In Teaching Art 4-7 and Teaching Art 7-11 the chapters are not intended to form a prescriptive system or scheme of work, rather they can be used to prompt ideas for units of work appropriate to individual schools. No attempt is made in the books to suggest a particular scheme of work that is to be progressively introduced. Although teachers might face pressure to plan an art programme rather like a maths scheme works, because the nature of art and design is so broad and because the individual art experience of individual children and schools is so diverse, it is inappropriate to write a scheme or programme that might work for each and every case. So the idea behind the books is to show as clearly as possible a set of examples of how art and design might be taught. It must be the responsibility of each teacher and school to work out art projects that are sensitive to the particular context of child, class, school and curriculum so that the projects will be appropriate to the needs of the children that they teach. However, most teachers who work with 4 to 11 year olds are not art specialists, so any book that purports to support the teaching of art in primary schools must recognise this fact.

Teaching Art 4-7 advocates the value of teaching a foundation of basic skills and concepts. An implication for older children is that if they have already been introduced to both the visual language of art and to a set of core skills and principles from the age of 4, they will be able to quickly progress towards more sophisticated art work. The importance of providing a foundation of work for 4 to 7 year olds cannot be over emphasised. However, not all 7 to 11 year olds will have this foundation of skills and concepts in place. For this reason many of the activities appropriate for 4 to 7 year olds are equally suitable for older children. In practice all the activities from the book Teaching Art 4-7 could be used with older children, with the proviso that the language used in the classroom may change and older children will grasp concepts more quickly and work rapidly through some of the less demanding activities. One way of thinking about this is to use the activities described in Teaching Art 4-7 as starting points for the more advanced projects that will challenge older children. In fact the activities in Teaching Art 4-7 can become warm up exercises and a way of revising basic concepts and skills for many of the projects in this book. Teachers who are already familiar with Teaching Art 4-7 will recognise the content of these warm up exercises and starting points within the projects described in this publication. Because there is a natural overlap between the two books there is inevitably some repetition. This is essential in order to place this more advanced work in the context of what preceded with younger children.

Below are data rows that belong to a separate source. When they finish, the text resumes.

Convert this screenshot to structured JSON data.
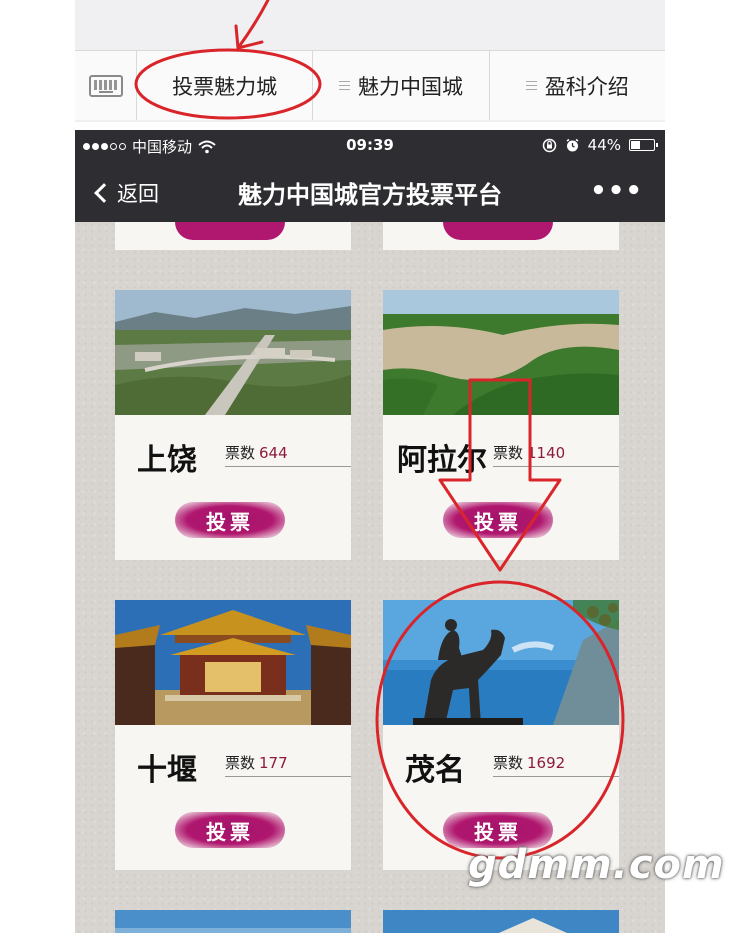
{
  "menu": {
    "items": [
      {
        "label": "投票魅力城"
      },
      {
        "label": "魅力中国城"
      },
      {
        "label": "盈科介绍"
      }
    ]
  },
  "status_bar": {
    "carrier": "中国移动",
    "time": "09:39",
    "battery": "44%",
    "battery_level": 0.44
  },
  "nav": {
    "back_label": "返回",
    "title": "魅力中国城官方投票平台",
    "more_label": "•••"
  },
  "vote_count_label": "票数",
  "vote_button_label": "投票",
  "cities": [
    {
      "name": "上饶",
      "votes": "644"
    },
    {
      "name": "阿拉尔",
      "votes": "1140"
    },
    {
      "name": "十堰",
      "votes": "177"
    },
    {
      "name": "茂名",
      "votes": "1692"
    }
  ],
  "watermark": "gdmm.com",
  "colors": {
    "annotation_red": "#d9252a",
    "vote_button": "#b0176f",
    "vote_number": "#8e1b3f",
    "nav_bar": "#2e2d32"
  }
}
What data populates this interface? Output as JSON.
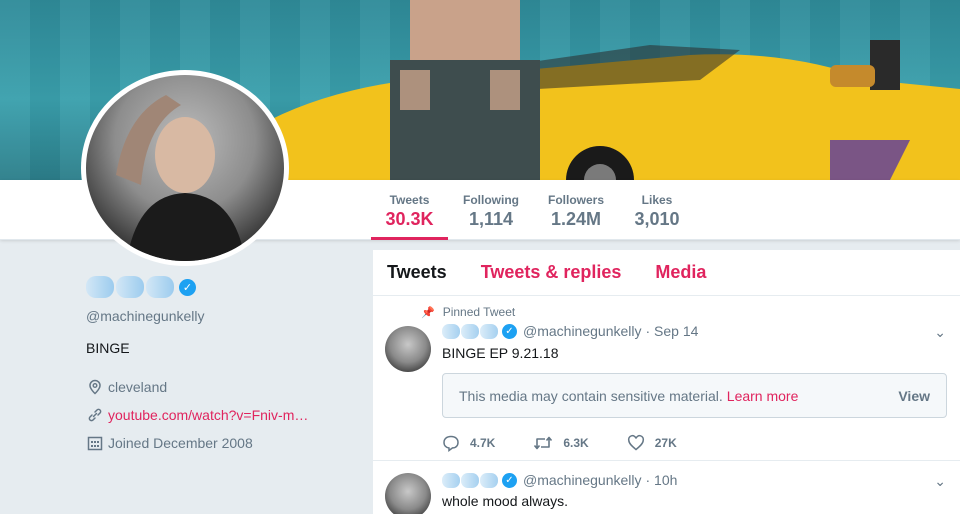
{
  "stats": [
    {
      "label": "Tweets",
      "value": "30.3K"
    },
    {
      "label": "Following",
      "value": "1,114"
    },
    {
      "label": "Followers",
      "value": "1.24M"
    },
    {
      "label": "Likes",
      "value": "3,010"
    }
  ],
  "profile": {
    "handle": "@machinegunkelly",
    "bio": "BINGE",
    "location": "cleveland",
    "website": "youtube.com/watch?v=Fniv-m…",
    "joined": "Joined December 2008"
  },
  "tabs": [
    "Tweets",
    "Tweets & replies",
    "Media"
  ],
  "tweets": [
    {
      "pinned_label": "Pinned Tweet",
      "handle": "@machinegunkelly",
      "time": "· Sep 14",
      "text": "BINGE EP 9.21.18",
      "sensitive_text": "This media may contain sensitive material.",
      "learn_more": "Learn more",
      "view": "View",
      "replies": "4.7K",
      "retweets": "6.3K",
      "likes": "27K"
    },
    {
      "handle": "@machinegunkelly",
      "time": "· 10h",
      "text": "whole mood always."
    }
  ],
  "colors": {
    "accent": "#e0245e",
    "verified": "#1da1f2",
    "muted": "#657786",
    "background": "#e6ecf0"
  },
  "icons": {
    "verified": "verified-badge-icon",
    "location": "location-pin-icon",
    "link": "link-icon",
    "calendar": "calendar-icon",
    "pin": "pin-icon",
    "reply": "reply-icon",
    "retweet": "retweet-icon",
    "like": "heart-icon",
    "caret": "chevron-down-icon"
  }
}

So the relationship between the two volumes is a balance between the educational need for continuity (including more advanced and progressive projects for 7 to 11 year olds) and the recognition that these children may still be working at a level more appropriate to younger children, particularly if they have not been introduced to this way of thinking about art before. Finally, all the projects have been tried and tested in the classroom. The author has both taught and photographed the work as it progresses. These photographs carry a great deal of information.

Teaching Art Ages 4-7
Teaching Art Ages 7-11